[App and web page records]
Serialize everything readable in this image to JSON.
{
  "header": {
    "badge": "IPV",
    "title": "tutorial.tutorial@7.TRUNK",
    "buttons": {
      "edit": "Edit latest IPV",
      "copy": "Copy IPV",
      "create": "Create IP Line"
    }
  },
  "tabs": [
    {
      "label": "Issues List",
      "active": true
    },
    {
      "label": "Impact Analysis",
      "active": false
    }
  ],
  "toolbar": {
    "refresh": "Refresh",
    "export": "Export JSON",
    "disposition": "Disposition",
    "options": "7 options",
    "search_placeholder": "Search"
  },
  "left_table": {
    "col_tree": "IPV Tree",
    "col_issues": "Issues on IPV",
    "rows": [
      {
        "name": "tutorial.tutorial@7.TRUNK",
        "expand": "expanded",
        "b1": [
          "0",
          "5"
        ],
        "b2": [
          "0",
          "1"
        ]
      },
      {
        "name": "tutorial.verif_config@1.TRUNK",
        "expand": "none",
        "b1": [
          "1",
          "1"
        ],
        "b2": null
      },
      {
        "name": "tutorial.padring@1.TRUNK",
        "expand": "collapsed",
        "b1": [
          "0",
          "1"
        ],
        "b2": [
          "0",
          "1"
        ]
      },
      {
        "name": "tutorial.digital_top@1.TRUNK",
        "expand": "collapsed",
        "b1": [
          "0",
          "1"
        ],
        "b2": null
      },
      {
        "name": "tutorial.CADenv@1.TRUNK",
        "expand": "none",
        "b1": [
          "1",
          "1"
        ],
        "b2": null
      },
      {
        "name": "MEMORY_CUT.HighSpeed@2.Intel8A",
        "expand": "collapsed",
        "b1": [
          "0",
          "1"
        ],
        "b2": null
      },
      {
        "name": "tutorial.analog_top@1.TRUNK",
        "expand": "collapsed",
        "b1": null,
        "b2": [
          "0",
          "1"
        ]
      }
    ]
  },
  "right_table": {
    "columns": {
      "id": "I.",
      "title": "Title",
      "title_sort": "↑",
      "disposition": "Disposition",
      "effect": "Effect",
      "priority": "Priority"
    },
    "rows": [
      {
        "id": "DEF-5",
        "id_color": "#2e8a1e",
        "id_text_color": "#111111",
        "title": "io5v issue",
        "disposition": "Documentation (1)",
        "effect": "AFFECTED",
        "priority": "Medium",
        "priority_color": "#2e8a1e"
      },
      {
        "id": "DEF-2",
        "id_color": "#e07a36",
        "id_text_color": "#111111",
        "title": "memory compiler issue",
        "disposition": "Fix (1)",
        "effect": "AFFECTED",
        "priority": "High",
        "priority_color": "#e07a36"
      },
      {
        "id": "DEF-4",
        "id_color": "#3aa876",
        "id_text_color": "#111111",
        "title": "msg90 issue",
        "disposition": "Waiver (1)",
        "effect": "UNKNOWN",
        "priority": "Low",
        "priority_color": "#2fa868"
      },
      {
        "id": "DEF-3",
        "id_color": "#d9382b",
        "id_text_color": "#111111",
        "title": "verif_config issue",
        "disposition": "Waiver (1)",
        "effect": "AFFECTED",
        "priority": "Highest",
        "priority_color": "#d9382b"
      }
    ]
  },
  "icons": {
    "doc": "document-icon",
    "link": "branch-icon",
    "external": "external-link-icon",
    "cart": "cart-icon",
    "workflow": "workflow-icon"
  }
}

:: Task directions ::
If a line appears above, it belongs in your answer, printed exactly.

:: Task solution ::
Serialize everything readable in this image to JSON.
{
  "header": {
    "badge": "IPV",
    "title": "tutorial.tutorial@7.TRUNK",
    "buttons": {
      "edit": "Edit latest IPV",
      "copy": "Copy IPV",
      "create": "Create IP Line"
    }
  },
  "tabs": [
    {
      "label": "Issues List",
      "active": true
    },
    {
      "label": "Impact Analysis",
      "active": false
    }
  ],
  "toolbar": {
    "refresh": "Refresh",
    "export": "Export JSON",
    "disposition": "Disposition",
    "options": "7 options",
    "search_placeholder": "Search"
  },
  "left_table": {
    "col_tree": "IPV Tree",
    "col_issues": "Issues on IPV",
    "rows": [
      {
        "name": "tutorial.tutorial@7.TRUNK",
        "expand": "expanded",
        "b1": [
          "0",
          "5"
        ],
        "b2": [
          "0",
          "1"
        ]
      },
      {
        "name": "tutorial.verif_config@1.TRUNK",
        "expand": "none",
        "b1": [
          "1",
          "1"
        ],
        "b2": null
      },
      {
        "name": "tutorial.padring@1.TRUNK",
        "expand": "collapsed",
        "b1": [
          "0",
          "1"
        ],
        "b2": [
          "0",
          "1"
        ]
      },
      {
        "name": "tutorial.digital_top@1.TRUNK",
        "expand": "collapsed",
        "b1": [
          "0",
          "1"
        ],
        "b2": null
      },
      {
        "name": "tutorial.CADenv@1.TRUNK",
        "expand": "none",
        "b1": [
          "1",
          "1"
        ],
        "b2": null
      },
      {
        "name": "MEMORY_CUT.HighSpeed@2.Intel8A",
        "expand": "collapsed",
        "b1": [
          "0",
          "1"
        ],
        "b2": null
      },
      {
        "name": "tutorial.analog_top@1.TRUNK",
        "expand": "collapsed",
        "b1": null,
        "b2": [
          "0",
          "1"
        ]
      }
    ]
  },
  "right_table": {
    "columns": {
      "id": "I.",
      "title": "Title",
      "title_sort": "↑",
      "disposition": "Disposition",
      "effect": "Effect",
      "priority": "Priority"
    },
    "rows": [
      {
        "id": "DEF-5",
        "id_color": "#2e8a1e",
        "id_text_color": "#111111",
        "title": "io5v issue",
        "disposition": "Documentation (1)",
        "effect": "AFFECTED",
        "priority": "Medium",
        "priority_color": "#2e8a1e"
      },
      {
        "id": "DEF-2",
        "id_color": "#e07a36",
        "id_text_color": "#111111",
        "title": "memory compiler issue",
        "disposition": "Fix (1)",
        "effect": "AFFECTED",
        "priority": "High",
        "priority_color": "#e07a36"
      },
      {
        "id": "DEF-4",
        "id_color": "#3aa876",
        "id_text_color": "#111111",
        "title": "msg90 issue",
        "disposition": "Waiver (1)",
        "effect": "UNKNOWN",
        "priority": "Low",
        "priority_color": "#2fa868"
      },
      {
        "id": "DEF-3",
        "id_color": "#d9382b",
        "id_text_color": "#111111",
        "title": "verif_config issue",
        "disposition": "Waiver (1)",
        "effect": "AFFECTED",
        "priority": "Highest",
        "priority_color": "#d9382b"
      }
    ]
  },
  "icons": {
    "doc": "document-icon",
    "link": "branch-icon",
    "external": "external-link-icon",
    "cart": "cart-icon",
    "workflow": "workflow-icon"
  }
}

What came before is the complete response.